▶ [What to do]: Print the line that contains "Parse this screenshot: output", then every line after it until the entries end, exactly as they read; do not include pictures.

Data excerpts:
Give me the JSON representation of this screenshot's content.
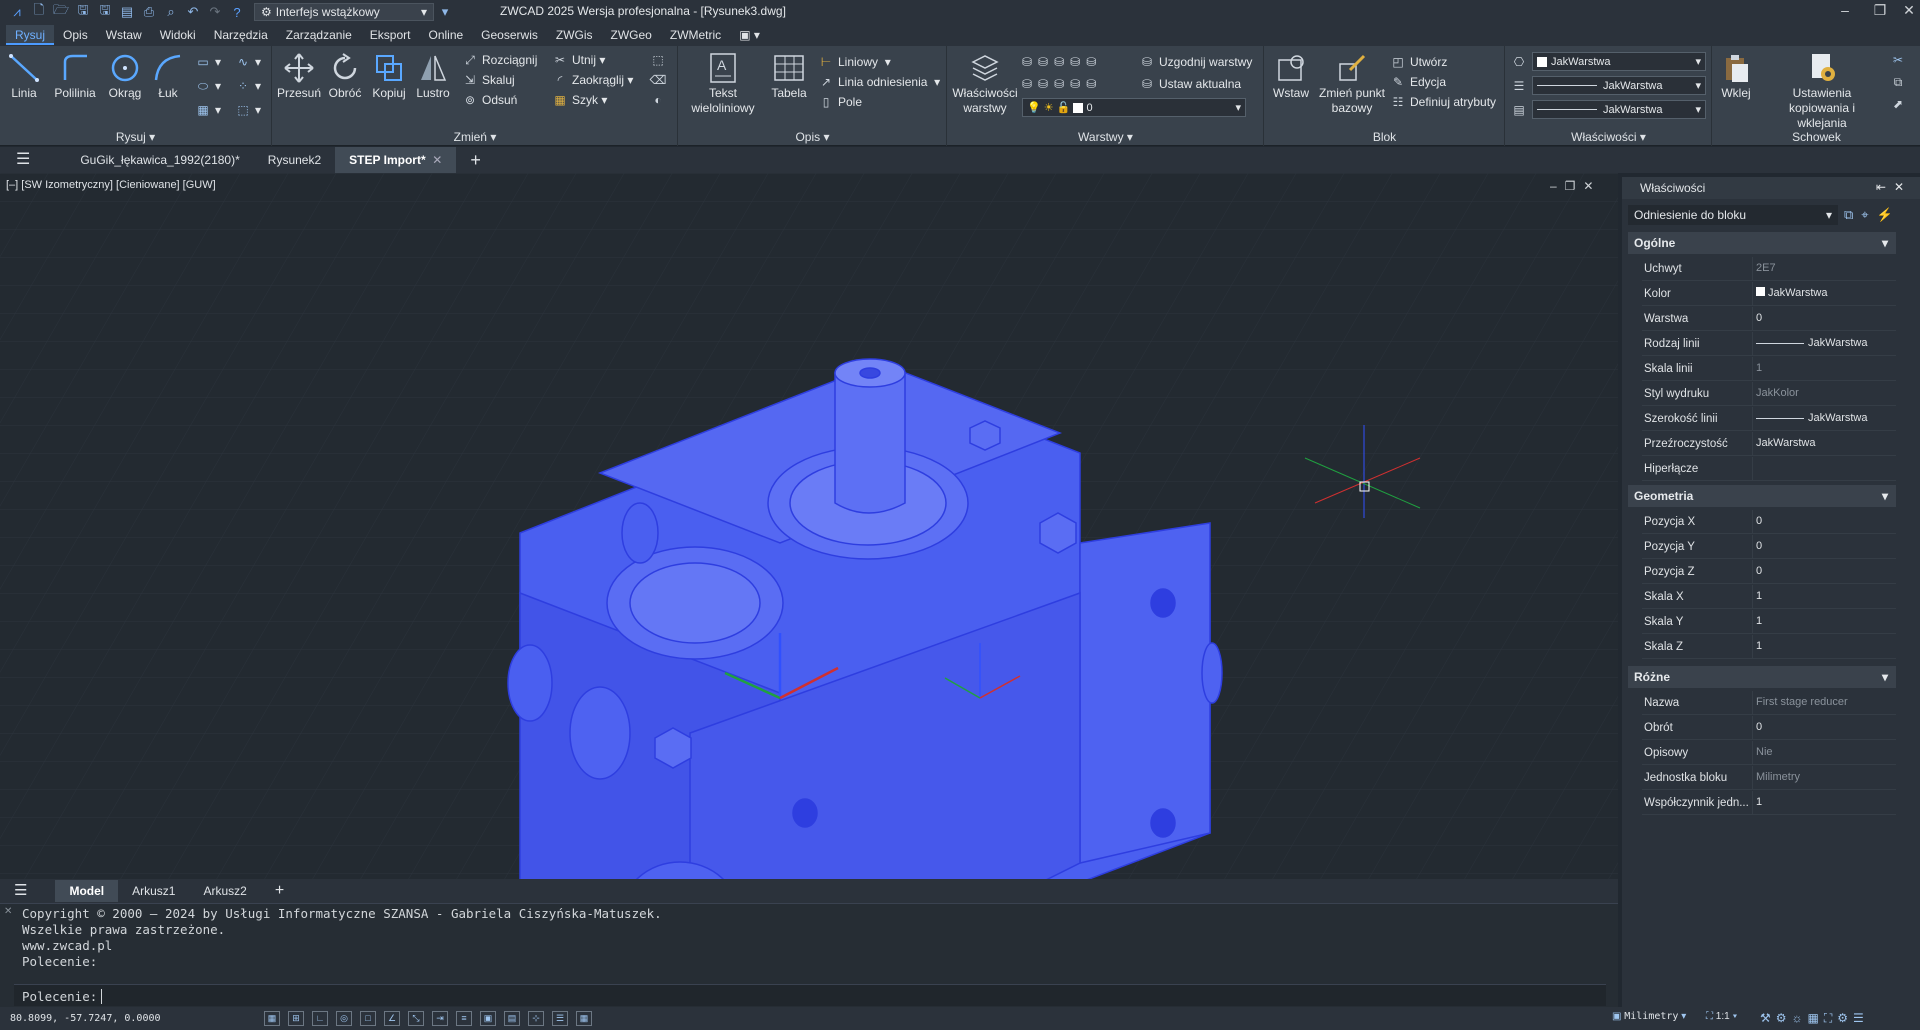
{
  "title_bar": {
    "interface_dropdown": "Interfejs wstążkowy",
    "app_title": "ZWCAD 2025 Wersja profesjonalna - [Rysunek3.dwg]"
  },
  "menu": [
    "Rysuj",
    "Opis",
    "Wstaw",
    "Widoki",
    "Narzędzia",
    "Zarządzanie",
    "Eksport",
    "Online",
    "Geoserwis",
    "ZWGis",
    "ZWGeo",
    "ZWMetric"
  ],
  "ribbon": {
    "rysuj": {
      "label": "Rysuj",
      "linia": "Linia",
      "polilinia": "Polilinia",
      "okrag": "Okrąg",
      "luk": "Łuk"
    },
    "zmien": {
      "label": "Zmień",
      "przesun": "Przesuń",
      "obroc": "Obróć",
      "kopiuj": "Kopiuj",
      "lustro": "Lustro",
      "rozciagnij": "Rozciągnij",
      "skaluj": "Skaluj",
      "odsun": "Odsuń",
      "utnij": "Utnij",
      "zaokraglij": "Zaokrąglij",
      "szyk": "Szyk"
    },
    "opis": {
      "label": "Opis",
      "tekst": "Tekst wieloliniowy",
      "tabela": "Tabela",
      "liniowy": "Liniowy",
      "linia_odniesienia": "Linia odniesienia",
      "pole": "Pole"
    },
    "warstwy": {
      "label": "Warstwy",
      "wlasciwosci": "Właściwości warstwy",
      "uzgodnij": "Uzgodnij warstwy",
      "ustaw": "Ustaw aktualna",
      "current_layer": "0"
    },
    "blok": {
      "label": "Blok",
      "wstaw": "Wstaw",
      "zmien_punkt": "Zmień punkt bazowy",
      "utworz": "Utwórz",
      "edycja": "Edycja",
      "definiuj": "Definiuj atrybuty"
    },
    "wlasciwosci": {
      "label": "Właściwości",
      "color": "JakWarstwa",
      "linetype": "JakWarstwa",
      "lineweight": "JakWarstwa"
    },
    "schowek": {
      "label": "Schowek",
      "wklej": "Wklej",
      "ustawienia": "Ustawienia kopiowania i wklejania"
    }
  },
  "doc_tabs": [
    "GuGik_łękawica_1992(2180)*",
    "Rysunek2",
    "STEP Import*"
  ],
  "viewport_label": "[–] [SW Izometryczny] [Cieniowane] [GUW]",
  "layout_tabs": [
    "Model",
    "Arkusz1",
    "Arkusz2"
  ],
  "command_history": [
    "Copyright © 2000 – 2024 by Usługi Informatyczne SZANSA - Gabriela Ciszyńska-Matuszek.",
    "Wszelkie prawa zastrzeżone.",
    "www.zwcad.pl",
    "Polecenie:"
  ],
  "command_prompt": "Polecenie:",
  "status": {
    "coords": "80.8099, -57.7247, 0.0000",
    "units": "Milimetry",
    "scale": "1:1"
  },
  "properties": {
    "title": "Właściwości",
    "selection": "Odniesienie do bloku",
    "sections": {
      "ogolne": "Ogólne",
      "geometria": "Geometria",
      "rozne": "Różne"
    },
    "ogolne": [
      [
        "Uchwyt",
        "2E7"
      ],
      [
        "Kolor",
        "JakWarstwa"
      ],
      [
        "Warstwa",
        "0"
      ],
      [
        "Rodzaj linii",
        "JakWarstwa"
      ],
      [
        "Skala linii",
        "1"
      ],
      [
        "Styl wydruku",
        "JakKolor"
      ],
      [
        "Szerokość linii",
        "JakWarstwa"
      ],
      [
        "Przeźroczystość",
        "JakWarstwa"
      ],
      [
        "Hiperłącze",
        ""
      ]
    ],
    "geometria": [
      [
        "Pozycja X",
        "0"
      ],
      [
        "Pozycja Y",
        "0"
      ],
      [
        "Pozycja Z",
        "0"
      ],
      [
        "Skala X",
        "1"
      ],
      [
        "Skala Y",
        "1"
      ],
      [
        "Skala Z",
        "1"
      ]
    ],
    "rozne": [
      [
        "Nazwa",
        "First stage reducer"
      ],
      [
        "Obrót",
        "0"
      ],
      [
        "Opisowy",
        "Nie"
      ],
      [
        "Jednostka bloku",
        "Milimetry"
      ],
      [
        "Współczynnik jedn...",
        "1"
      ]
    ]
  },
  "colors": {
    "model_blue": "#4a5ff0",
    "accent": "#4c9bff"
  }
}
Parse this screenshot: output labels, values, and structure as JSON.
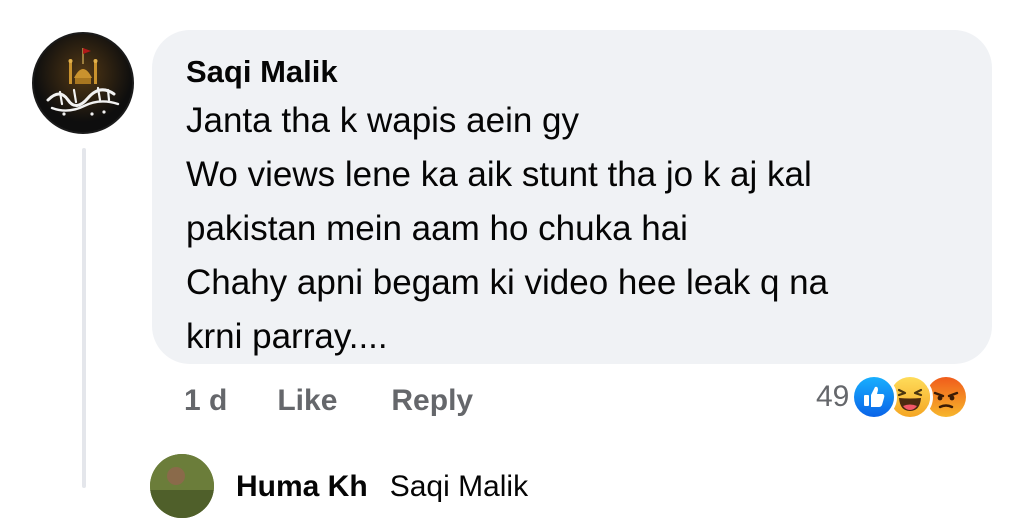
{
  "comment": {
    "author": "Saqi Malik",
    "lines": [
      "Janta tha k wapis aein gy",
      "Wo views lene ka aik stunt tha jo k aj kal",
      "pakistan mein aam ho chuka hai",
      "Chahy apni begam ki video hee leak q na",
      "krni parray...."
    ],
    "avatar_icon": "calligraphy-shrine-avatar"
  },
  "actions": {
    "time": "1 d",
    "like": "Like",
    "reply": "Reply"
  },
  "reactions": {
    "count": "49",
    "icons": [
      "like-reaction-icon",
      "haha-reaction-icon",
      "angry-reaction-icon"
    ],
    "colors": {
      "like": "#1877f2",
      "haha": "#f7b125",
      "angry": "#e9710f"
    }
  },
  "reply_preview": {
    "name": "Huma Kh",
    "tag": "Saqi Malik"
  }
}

▶ [Task output]:
Parse this screenshot: output labels, values, and structure as JSON.
{
  "comment": {
    "author": "Saqi Malik",
    "lines": [
      "Janta tha k wapis aein gy",
      "Wo views lene ka aik stunt tha jo k aj kal",
      "pakistan mein aam ho chuka hai",
      "Chahy apni begam ki video hee leak q na",
      "krni parray...."
    ],
    "avatar_icon": "calligraphy-shrine-avatar"
  },
  "actions": {
    "time": "1 d",
    "like": "Like",
    "reply": "Reply"
  },
  "reactions": {
    "count": "49",
    "icons": [
      "like-reaction-icon",
      "haha-reaction-icon",
      "angry-reaction-icon"
    ],
    "colors": {
      "like": "#1877f2",
      "haha": "#f7b125",
      "angry": "#e9710f"
    }
  },
  "reply_preview": {
    "name": "Huma Kh",
    "tag": "Saqi Malik"
  }
}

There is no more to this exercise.